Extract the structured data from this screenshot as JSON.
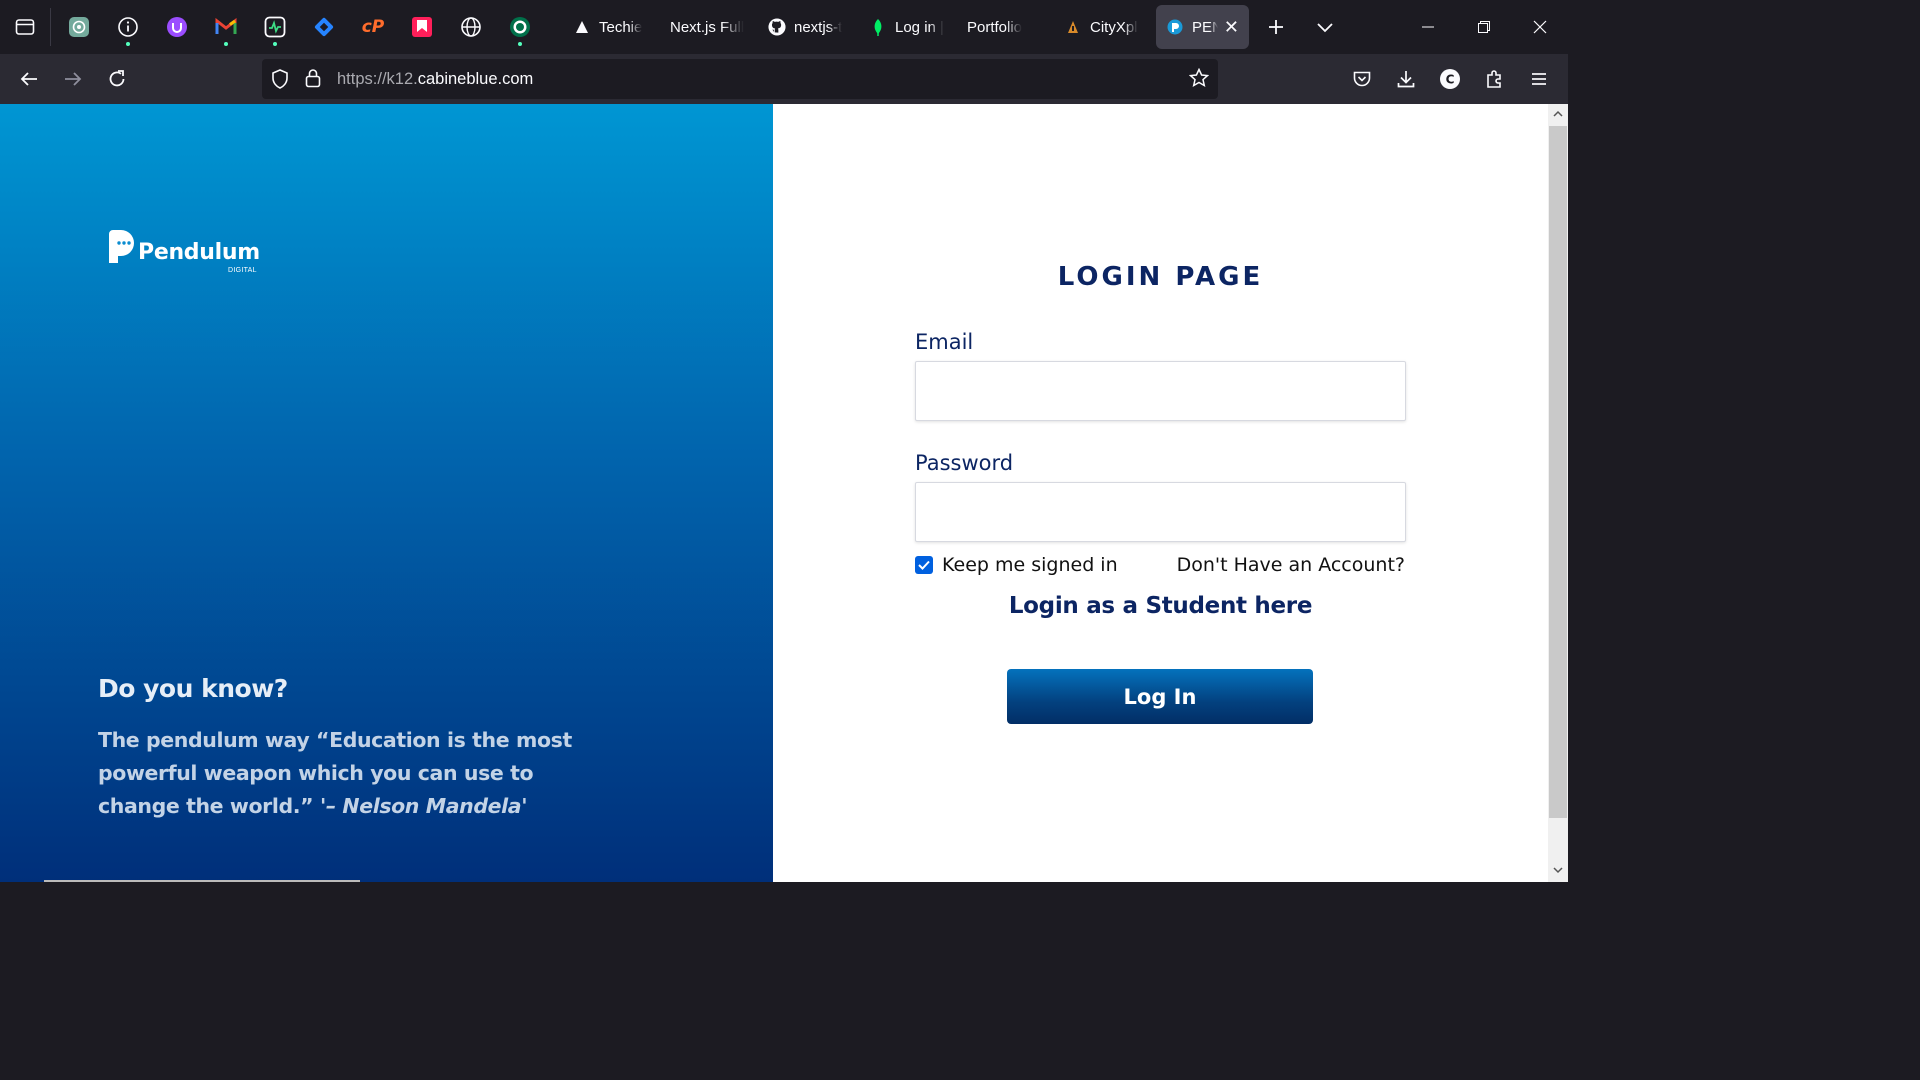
{
  "browser": {
    "pinned_tabs": [
      {
        "name": "chatgpt",
        "icon": "chatgpt-icon"
      },
      {
        "name": "info",
        "icon": "info-icon"
      },
      {
        "name": "upwork",
        "icon": "upwork-icon"
      },
      {
        "name": "gmail",
        "icon": "gmail-icon"
      },
      {
        "name": "activity",
        "icon": "pulse-icon"
      },
      {
        "name": "jira",
        "icon": "jira-icon"
      },
      {
        "name": "cpanel",
        "icon": "cpanel-icon"
      },
      {
        "name": "bookmark",
        "icon": "bookmark-app-icon"
      },
      {
        "name": "globe",
        "icon": "globe-icon"
      },
      {
        "name": "starbucks",
        "icon": "starbucks-icon"
      }
    ],
    "tabs": [
      {
        "label": "Techie",
        "icon": "triangle-icon"
      },
      {
        "label": "Next.js Full",
        "icon": ""
      },
      {
        "label": "nextjs-t",
        "icon": "github-icon"
      },
      {
        "label": "Log in |",
        "icon": "leaf-icon"
      },
      {
        "label": "Portfolio",
        "icon": ""
      },
      {
        "label": "CityXpl",
        "icon": "cityxplor-icon"
      },
      {
        "label": "PEN",
        "icon": "pendulum-icon",
        "active": true
      }
    ],
    "url": {
      "prefix": "https://k12.",
      "domain": "cabineblue.com"
    }
  },
  "hero": {
    "logo_text": "Pendulum",
    "logo_sub": "DIGITAL",
    "know_title": "Do you know?",
    "quote_text": "The pendulum way “Education is the most powerful weapon which you can use to change the world.”",
    "quote_author": "'– Nelson Mandela'"
  },
  "form": {
    "title": "LOGIN PAGE",
    "email_label": "Email",
    "email_value": "",
    "password_label": "Password",
    "password_value": "",
    "remember_label": "Keep me signed in",
    "remember_checked": true,
    "no_account_text": "Don't Have an Account?",
    "student_link": "Login as a Student here",
    "login_button": "Log In"
  },
  "colors": {
    "brand_navy": "#0c2563",
    "hero_top": "#0096d3",
    "hero_bottom": "#002f7a",
    "checkbox": "#0060df"
  }
}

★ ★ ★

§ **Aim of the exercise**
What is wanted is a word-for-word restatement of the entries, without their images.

§ **Completed task**
Extract the structured data from this screenshot as JSON.
{
  "browser": {
    "pinned_tabs": [
      {
        "name": "chatgpt",
        "icon": "chatgpt-icon"
      },
      {
        "name": "info",
        "icon": "info-icon"
      },
      {
        "name": "upwork",
        "icon": "upwork-icon"
      },
      {
        "name": "gmail",
        "icon": "gmail-icon"
      },
      {
        "name": "activity",
        "icon": "pulse-icon"
      },
      {
        "name": "jira",
        "icon": "jira-icon"
      },
      {
        "name": "cpanel",
        "icon": "cpanel-icon"
      },
      {
        "name": "bookmark",
        "icon": "bookmark-app-icon"
      },
      {
        "name": "globe",
        "icon": "globe-icon"
      },
      {
        "name": "starbucks",
        "icon": "starbucks-icon"
      }
    ],
    "tabs": [
      {
        "label": "Techie",
        "icon": "triangle-icon"
      },
      {
        "label": "Next.js Full",
        "icon": ""
      },
      {
        "label": "nextjs-t",
        "icon": "github-icon"
      },
      {
        "label": "Log in |",
        "icon": "leaf-icon"
      },
      {
        "label": "Portfolio",
        "icon": ""
      },
      {
        "label": "CityXpl",
        "icon": "cityxplor-icon"
      },
      {
        "label": "PEN",
        "icon": "pendulum-icon",
        "active": true
      }
    ],
    "url": {
      "prefix": "https://k12.",
      "domain": "cabineblue.com"
    }
  },
  "hero": {
    "logo_text": "Pendulum",
    "logo_sub": "DIGITAL",
    "know_title": "Do you know?",
    "quote_text": "The pendulum way “Education is the most powerful weapon which you can use to change the world.”",
    "quote_author": "'– Nelson Mandela'"
  },
  "form": {
    "title": "LOGIN PAGE",
    "email_label": "Email",
    "email_value": "",
    "password_label": "Password",
    "password_value": "",
    "remember_label": "Keep me signed in",
    "remember_checked": true,
    "no_account_text": "Don't Have an Account?",
    "student_link": "Login as a Student here",
    "login_button": "Log In"
  },
  "colors": {
    "brand_navy": "#0c2563",
    "hero_top": "#0096d3",
    "hero_bottom": "#002f7a",
    "checkbox": "#0060df"
  }
}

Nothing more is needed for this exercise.